• What to produce: Whatever appears in the records should be given again exactly, down to the last mark.

• Data to process:
↓

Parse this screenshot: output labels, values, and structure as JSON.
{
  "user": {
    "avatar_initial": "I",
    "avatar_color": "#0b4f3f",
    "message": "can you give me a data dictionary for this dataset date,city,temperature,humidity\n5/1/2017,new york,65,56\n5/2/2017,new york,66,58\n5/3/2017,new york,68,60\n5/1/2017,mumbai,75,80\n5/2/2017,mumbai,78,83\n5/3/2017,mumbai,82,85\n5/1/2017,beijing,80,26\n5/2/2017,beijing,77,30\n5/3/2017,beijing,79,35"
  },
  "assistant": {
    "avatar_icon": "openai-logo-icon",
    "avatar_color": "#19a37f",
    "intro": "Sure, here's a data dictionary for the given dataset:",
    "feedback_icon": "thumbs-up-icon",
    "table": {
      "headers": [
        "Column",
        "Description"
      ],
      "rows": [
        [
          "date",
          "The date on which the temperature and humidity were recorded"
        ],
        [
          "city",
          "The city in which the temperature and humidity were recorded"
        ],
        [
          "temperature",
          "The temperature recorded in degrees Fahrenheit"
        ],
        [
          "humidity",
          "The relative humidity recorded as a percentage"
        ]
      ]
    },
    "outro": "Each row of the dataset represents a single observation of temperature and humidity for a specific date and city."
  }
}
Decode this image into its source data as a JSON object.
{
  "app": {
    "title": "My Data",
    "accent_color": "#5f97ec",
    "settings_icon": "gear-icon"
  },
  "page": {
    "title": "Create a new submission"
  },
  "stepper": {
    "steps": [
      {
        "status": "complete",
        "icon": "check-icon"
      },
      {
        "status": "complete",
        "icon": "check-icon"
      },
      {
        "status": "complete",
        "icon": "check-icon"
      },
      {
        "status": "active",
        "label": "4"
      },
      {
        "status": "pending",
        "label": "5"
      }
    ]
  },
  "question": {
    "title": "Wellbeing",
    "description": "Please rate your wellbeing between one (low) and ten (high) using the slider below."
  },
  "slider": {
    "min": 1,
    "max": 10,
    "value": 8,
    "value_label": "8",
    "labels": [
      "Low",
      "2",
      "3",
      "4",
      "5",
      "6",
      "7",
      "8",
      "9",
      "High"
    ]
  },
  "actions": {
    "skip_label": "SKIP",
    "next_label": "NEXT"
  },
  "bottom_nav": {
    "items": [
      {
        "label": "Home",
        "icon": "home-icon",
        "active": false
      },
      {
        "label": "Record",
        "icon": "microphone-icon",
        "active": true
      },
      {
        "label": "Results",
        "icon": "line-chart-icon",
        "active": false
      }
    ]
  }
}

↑

• Solved exercise:
Parse this screenshot: output labels, values, and structure as JSON.
{
  "user": {
    "avatar_initial": "I",
    "avatar_color": "#0b4f3f",
    "message": "can you give me a data dictionary for this dataset date,city,temperature,humidity\n5/1/2017,new york,65,56\n5/2/2017,new york,66,58\n5/3/2017,new york,68,60\n5/1/2017,mumbai,75,80\n5/2/2017,mumbai,78,83\n5/3/2017,mumbai,82,85\n5/1/2017,beijing,80,26\n5/2/2017,beijing,77,30\n5/3/2017,beijing,79,35"
  },
  "assistant": {
    "avatar_icon": "openai-logo-icon",
    "avatar_color": "#19a37f",
    "intro": "Sure, here's a data dictionary for the given dataset:",
    "feedback_icon": "thumbs-up-icon",
    "table": {
      "headers": [
        "Column",
        "Description"
      ],
      "rows": [
        [
          "date",
          "The date on which the temperature and humidity were recorded"
        ],
        [
          "city",
          "The city in which the temperature and humidity were recorded"
        ],
        [
          "temperature",
          "The temperature recorded in degrees Fahrenheit"
        ],
        [
          "humidity",
          "The relative humidity recorded as a percentage"
        ]
      ]
    },
    "outro": "Each row of the dataset represents a single observation of temperature and humidity for a specific date and city."
  }
}
Decode this image into its source data as a JSON object.
{
  "app": {
    "title": "My Data",
    "accent_color": "#5f97ec",
    "settings_icon": "gear-icon"
  },
  "page": {
    "title": "Create a new submission"
  },
  "stepper": {
    "steps": [
      {
        "status": "complete",
        "icon": "check-icon"
      },
      {
        "status": "complete",
        "icon": "check-icon"
      },
      {
        "status": "complete",
        "icon": "check-icon"
      },
      {
        "status": "active",
        "label": "4"
      },
      {
        "status": "pending",
        "label": "5"
      }
    ]
  },
  "question": {
    "title": "Wellbeing",
    "description": "Please rate your wellbeing between one (low) and ten (high) using the slider below."
  },
  "slider": {
    "min": 1,
    "max": 10,
    "value": 8,
    "value_label": "8",
    "labels": [
      "Low",
      "2",
      "3",
      "4",
      "5",
      "6",
      "7",
      "8",
      "9",
      "High"
    ]
  },
  "actions": {
    "skip_label": "SKIP",
    "next_label": "NEXT"
  },
  "bottom_nav": {
    "items": [
      {
        "label": "Home",
        "icon": "home-icon",
        "active": false
      },
      {
        "label": "Record",
        "icon": "microphone-icon",
        "active": true
      },
      {
        "label": "Results",
        "icon": "line-chart-icon",
        "active": false
      }
    ]
  }
}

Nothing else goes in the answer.